Starting with the first line, output the data exactly through to the end.
───── SUPPLIED MATERIAL
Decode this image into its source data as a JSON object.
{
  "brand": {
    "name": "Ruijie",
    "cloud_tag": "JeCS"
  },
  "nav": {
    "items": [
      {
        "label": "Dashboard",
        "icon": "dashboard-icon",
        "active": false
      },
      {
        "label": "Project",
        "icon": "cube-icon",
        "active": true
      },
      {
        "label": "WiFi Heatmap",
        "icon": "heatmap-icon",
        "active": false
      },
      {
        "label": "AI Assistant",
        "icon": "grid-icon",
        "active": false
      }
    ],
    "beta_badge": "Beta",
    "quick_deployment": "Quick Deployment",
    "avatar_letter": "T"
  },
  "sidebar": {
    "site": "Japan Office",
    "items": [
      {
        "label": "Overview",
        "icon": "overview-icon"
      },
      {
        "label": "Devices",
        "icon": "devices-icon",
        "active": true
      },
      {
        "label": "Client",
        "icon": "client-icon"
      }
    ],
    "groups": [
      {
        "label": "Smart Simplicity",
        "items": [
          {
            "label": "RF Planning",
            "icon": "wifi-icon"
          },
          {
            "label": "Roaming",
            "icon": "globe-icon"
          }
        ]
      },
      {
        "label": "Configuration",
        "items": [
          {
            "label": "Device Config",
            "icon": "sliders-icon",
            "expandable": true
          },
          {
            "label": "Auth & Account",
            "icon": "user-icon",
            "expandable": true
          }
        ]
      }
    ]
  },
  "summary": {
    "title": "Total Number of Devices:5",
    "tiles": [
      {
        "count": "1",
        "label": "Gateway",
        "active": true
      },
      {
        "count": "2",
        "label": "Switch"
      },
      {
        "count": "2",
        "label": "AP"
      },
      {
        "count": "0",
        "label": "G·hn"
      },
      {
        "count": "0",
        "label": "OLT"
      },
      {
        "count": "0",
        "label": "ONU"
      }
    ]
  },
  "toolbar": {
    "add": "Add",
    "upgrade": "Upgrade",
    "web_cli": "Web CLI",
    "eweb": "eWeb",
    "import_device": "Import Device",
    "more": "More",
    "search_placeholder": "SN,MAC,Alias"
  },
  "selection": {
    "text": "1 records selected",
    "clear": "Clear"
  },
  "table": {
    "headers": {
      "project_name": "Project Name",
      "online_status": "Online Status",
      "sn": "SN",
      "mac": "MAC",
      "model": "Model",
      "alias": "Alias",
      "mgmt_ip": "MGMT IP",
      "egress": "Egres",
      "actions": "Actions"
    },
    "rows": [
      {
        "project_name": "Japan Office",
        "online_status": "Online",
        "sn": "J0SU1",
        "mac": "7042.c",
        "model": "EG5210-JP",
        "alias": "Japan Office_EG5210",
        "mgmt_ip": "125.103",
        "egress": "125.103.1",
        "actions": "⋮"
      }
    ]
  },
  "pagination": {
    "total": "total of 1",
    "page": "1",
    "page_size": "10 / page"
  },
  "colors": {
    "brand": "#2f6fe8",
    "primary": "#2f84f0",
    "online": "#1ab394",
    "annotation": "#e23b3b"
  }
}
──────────
RESPONSE FOR THIS EXERCISE —
Decode this image into its source data as a JSON object.
{
  "brand": {
    "name": "Ruijie",
    "cloud_tag": "JeCS"
  },
  "nav": {
    "items": [
      {
        "label": "Dashboard",
        "icon": "dashboard-icon",
        "active": false
      },
      {
        "label": "Project",
        "icon": "cube-icon",
        "active": true
      },
      {
        "label": "WiFi Heatmap",
        "icon": "heatmap-icon",
        "active": false
      },
      {
        "label": "AI Assistant",
        "icon": "grid-icon",
        "active": false
      }
    ],
    "beta_badge": "Beta",
    "quick_deployment": "Quick Deployment",
    "avatar_letter": "T"
  },
  "sidebar": {
    "site": "Japan Office",
    "items": [
      {
        "label": "Overview",
        "icon": "overview-icon"
      },
      {
        "label": "Devices",
        "icon": "devices-icon",
        "active": true
      },
      {
        "label": "Client",
        "icon": "client-icon"
      }
    ],
    "groups": [
      {
        "label": "Smart Simplicity",
        "items": [
          {
            "label": "RF Planning",
            "icon": "wifi-icon"
          },
          {
            "label": "Roaming",
            "icon": "globe-icon"
          }
        ]
      },
      {
        "label": "Configuration",
        "items": [
          {
            "label": "Device Config",
            "icon": "sliders-icon",
            "expandable": true
          },
          {
            "label": "Auth & Account",
            "icon": "user-icon",
            "expandable": true
          }
        ]
      }
    ]
  },
  "summary": {
    "title": "Total Number of Devices:5",
    "tiles": [
      {
        "count": "1",
        "label": "Gateway",
        "active": true
      },
      {
        "count": "2",
        "label": "Switch"
      },
      {
        "count": "2",
        "label": "AP"
      },
      {
        "count": "0",
        "label": "G·hn"
      },
      {
        "count": "0",
        "label": "OLT"
      },
      {
        "count": "0",
        "label": "ONU"
      }
    ]
  },
  "toolbar": {
    "add": "Add",
    "upgrade": "Upgrade",
    "web_cli": "Web CLI",
    "eweb": "eWeb",
    "import_device": "Import Device",
    "more": "More",
    "search_placeholder": "SN,MAC,Alias"
  },
  "selection": {
    "text": "1 records selected",
    "clear": "Clear"
  },
  "table": {
    "headers": {
      "project_name": "Project Name",
      "online_status": "Online Status",
      "sn": "SN",
      "mac": "MAC",
      "model": "Model",
      "alias": "Alias",
      "mgmt_ip": "MGMT IP",
      "egress": "Egres",
      "actions": "Actions"
    },
    "rows": [
      {
        "project_name": "Japan Office",
        "online_status": "Online",
        "sn": "J0SU1",
        "mac": "7042.c",
        "model": "EG5210-JP",
        "alias": "Japan Office_EG5210",
        "mgmt_ip": "125.103",
        "egress": "125.103.1",
        "actions": "⋮"
      }
    ]
  },
  "pagination": {
    "total": "total of 1",
    "page": "1",
    "page_size": "10 / page"
  },
  "colors": {
    "brand": "#2f6fe8",
    "primary": "#2f84f0",
    "online": "#1ab394",
    "annotation": "#e23b3b"
  }
}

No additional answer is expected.